By Vinay Gahlot*
Belonging to the rural area of Kerela, John Paul Jose grew up in a mountainous region with streams flowing around. When he moved to the city, he got exposure to activism by working with NGOs. Motivated to protect the environment for future generations, he led his first protest for the Yettinahole river diversion project in Karnataka in 2015. He walked around 100 km across the coast of Goa, talking to deficient communities about how important it is to conserve the coastline. He has vast experience of collaborating with NGOs, the United Nations Environment Program, UN Major Group for Children and Youth (UNMGCY), and the United Nations Convention on Combatting Desertification (UNCCD). Interview with John Paul Jose:
How have you started activism?
When I moved from my village to town in a hostel for studying, I felt that there is only 5% natural space there, the rest is material space there. I was trying to find ways to recover the kind of interaction I had at my native place. Initially, I started planting trees or finding some group in the city, then joining protests on issues like river diversion and cutting down trees with NGOs. As I was getting more involved with NGOs, I was getting more passionate about environmentalism. Then I gradually began to learn more about the kind of disaster happening across the globe that climate change is affecting worldwide, and its impact is much being worse. At the same time, when I got home during vacation, I was able to see the kind of ecological distractions happening elsewhere, coming to my place as well. There I realized that even if we are living in a remote corner, we are not safe. So that’s prompted me to look more into activism or something that should be an urgent need of the time. There was a peer influence for climate activism protests for environmentalism as it was a young movement, and I was protesting every Sunday. So that’s how activism began to be something important part of my journey.
What are some of the significant movements where you took part?
One of the major protests that I participated in was the Yettinahole project site, a river diversion project in Karnataka. In 2015, the government put forward a plan to move ahead with the river diversion project. It’s difficult to protest in different environments. There was someone, who has been organizing it, so I was able to join them and take it forward from there. I had the experience of traveling around 100-kilometer walking across the coast of Goa, talking to deficient communities about how important it is to conserve our nature. When I moved to Delhi, I began to work with Greenpeace and protested on issues like air pollution, river pollution, emissions from landfills .
The Indian government has set ambitious renewable energy targets, what is the ground reality of such sustainability projects?

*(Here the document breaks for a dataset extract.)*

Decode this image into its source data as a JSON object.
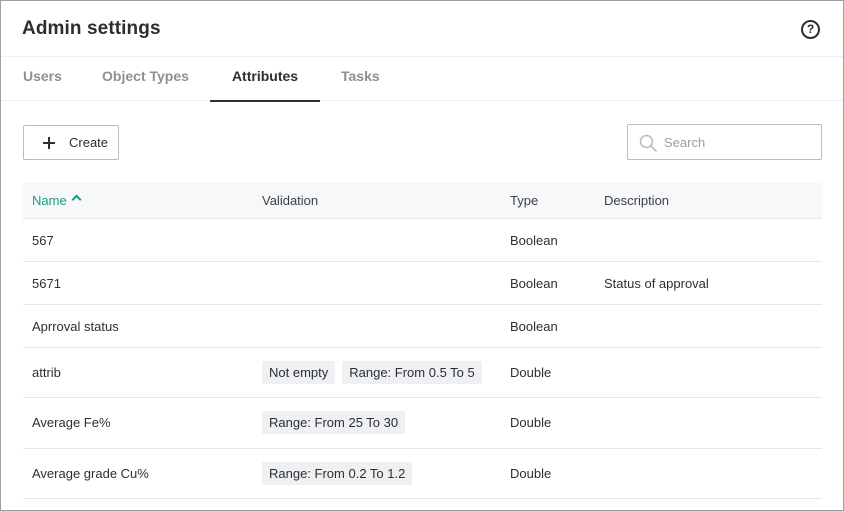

The steps taken by the government are just greenwashing of Nationally Determined Contributions in the Paris Agreement. India pledged to reduce the emission levels of 180 gigatons in 2005 to 135 Gigatons, that things are not happening. Government should be protecting the forest but that thing is not happening across India. Forests are being cut down and why the forests are being cut down is another interesting story. Forests are cut down for fossil fuel industries, whether it’s for transmission lines or infrastructures built for fossil fuel industries, it might be for transporting fossil fuels or oil, coal, or gas. So that can be highways, or boards, or even a railway. The forest it’s something which has been there for millions of years, and the kind of functions that which will be which they do, we cannot replicate it in one year, five years already, not even in 100 years. If the government cut down like 100 acre forests, say it contains 1 million trees and say that they’re planning 2 million trees as compensation. It will take a lot of time to get that benefit of 1 million trees, which we lost, and to get the benefit of those things. Because for 2 million trees, they’re very young. So even the says that the benefits from the increase is very much less and even if they reach 100 years, the kind of benefit the 100 acre a pristine forests have been providing very much minimum.
When we look at all the things, the government is also in the wrong track, they have given licenses to 41 new coal mines and also we have been involved in projects like the Adani coal mine projects, for which they will import coal from Australia. They will burn it in the UP then export the electricity to Bangladesh. From these things, we are not only polluting ourselves, and we are contributing the global climate change.
According to you, what should be the strategy to tackle climate change?
Mitigation, resilience, and adaptations are the key things to contain climate change. Mitigation means we are not going to do anything to for the emissions, actually, we are mitigating the impact of climate change by not contributing to it. Examples of it are policies supporting electric vehicles, public transport, and installing solar panels. Then comes adaptation that is adapting within the existing technologies. For example, using renewable energy for electricity generation, carbon capture, and storage. Then we need to focus on resilience. That’s mainly what we need in coastal regions, where we should be ready to upkeep with all the technologies to face severe storms, flooding, all the things. When it comes to agriculture and coastal regions, those three things are very minimum. Those things are going to be completely hit. And our economy, livelihood lifestyles, in which most of the people that more than half of the countries invested in, it’s going to be ultimately affected.
*IIM, Ahmedabad – PGP Class of 2022